▶ [WHAT YOU ARE ASKED TO DO]
Every entry in the listing below is to be output unchanged.

▶ [EXERCISE INPUTS]
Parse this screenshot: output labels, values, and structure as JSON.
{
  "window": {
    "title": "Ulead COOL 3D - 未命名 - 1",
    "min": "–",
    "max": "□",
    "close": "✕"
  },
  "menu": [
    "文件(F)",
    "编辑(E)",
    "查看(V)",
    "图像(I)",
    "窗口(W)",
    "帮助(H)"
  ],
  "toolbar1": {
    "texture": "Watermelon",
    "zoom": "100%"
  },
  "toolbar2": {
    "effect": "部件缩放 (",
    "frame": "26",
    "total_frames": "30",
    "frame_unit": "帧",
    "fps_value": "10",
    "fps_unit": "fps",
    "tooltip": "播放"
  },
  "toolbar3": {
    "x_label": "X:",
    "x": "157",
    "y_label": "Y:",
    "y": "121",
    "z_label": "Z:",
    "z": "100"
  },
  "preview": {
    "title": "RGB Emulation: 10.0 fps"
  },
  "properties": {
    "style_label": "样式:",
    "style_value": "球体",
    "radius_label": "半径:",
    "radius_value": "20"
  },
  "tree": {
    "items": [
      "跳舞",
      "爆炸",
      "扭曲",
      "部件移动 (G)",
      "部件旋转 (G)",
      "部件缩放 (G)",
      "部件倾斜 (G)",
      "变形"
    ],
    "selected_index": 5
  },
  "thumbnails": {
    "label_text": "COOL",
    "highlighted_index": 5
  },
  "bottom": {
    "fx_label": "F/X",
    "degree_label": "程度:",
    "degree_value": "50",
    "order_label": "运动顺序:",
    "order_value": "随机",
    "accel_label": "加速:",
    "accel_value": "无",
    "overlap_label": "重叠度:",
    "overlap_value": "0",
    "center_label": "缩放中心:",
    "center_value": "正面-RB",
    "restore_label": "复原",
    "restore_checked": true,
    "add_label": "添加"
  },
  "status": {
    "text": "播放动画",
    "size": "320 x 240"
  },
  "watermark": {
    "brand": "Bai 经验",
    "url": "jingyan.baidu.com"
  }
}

▶ [SOLUTION]
Parse this screenshot: output labels, values, and structure as JSON.
{
  "window": {
    "title": "Ulead COOL 3D - 未命名 - 1",
    "min": "–",
    "max": "□",
    "close": "✕"
  },
  "menu": [
    "文件(F)",
    "编辑(E)",
    "查看(V)",
    "图像(I)",
    "窗口(W)",
    "帮助(H)"
  ],
  "toolbar1": {
    "texture": "Watermelon",
    "zoom": "100%"
  },
  "toolbar2": {
    "effect": "部件缩放 (",
    "frame": "26",
    "total_frames": "30",
    "frame_unit": "帧",
    "fps_value": "10",
    "fps_unit": "fps",
    "tooltip": "播放"
  },
  "toolbar3": {
    "x_label": "X:",
    "x": "157",
    "y_label": "Y:",
    "y": "121",
    "z_label": "Z:",
    "z": "100"
  },
  "preview": {
    "title": "RGB Emulation: 10.0 fps"
  },
  "properties": {
    "style_label": "样式:",
    "style_value": "球体",
    "radius_label": "半径:",
    "radius_value": "20"
  },
  "tree": {
    "items": [
      "跳舞",
      "爆炸",
      "扭曲",
      "部件移动 (G)",
      "部件旋转 (G)",
      "部件缩放 (G)",
      "部件倾斜 (G)",
      "变形"
    ],
    "selected_index": 5
  },
  "thumbnails": {
    "label_text": "COOL",
    "highlighted_index": 5
  },
  "bottom": {
    "fx_label": "F/X",
    "degree_label": "程度:",
    "degree_value": "50",
    "order_label": "运动顺序:",
    "order_value": "随机",
    "accel_label": "加速:",
    "accel_value": "无",
    "overlap_label": "重叠度:",
    "overlap_value": "0",
    "center_label": "缩放中心:",
    "center_value": "正面-RB",
    "restore_label": "复原",
    "restore_checked": true,
    "add_label": "添加"
  },
  "status": {
    "text": "播放动画",
    "size": "320 x 240"
  },
  "watermark": {
    "brand": "Bai 经验",
    "url": "jingyan.baidu.com"
  }
}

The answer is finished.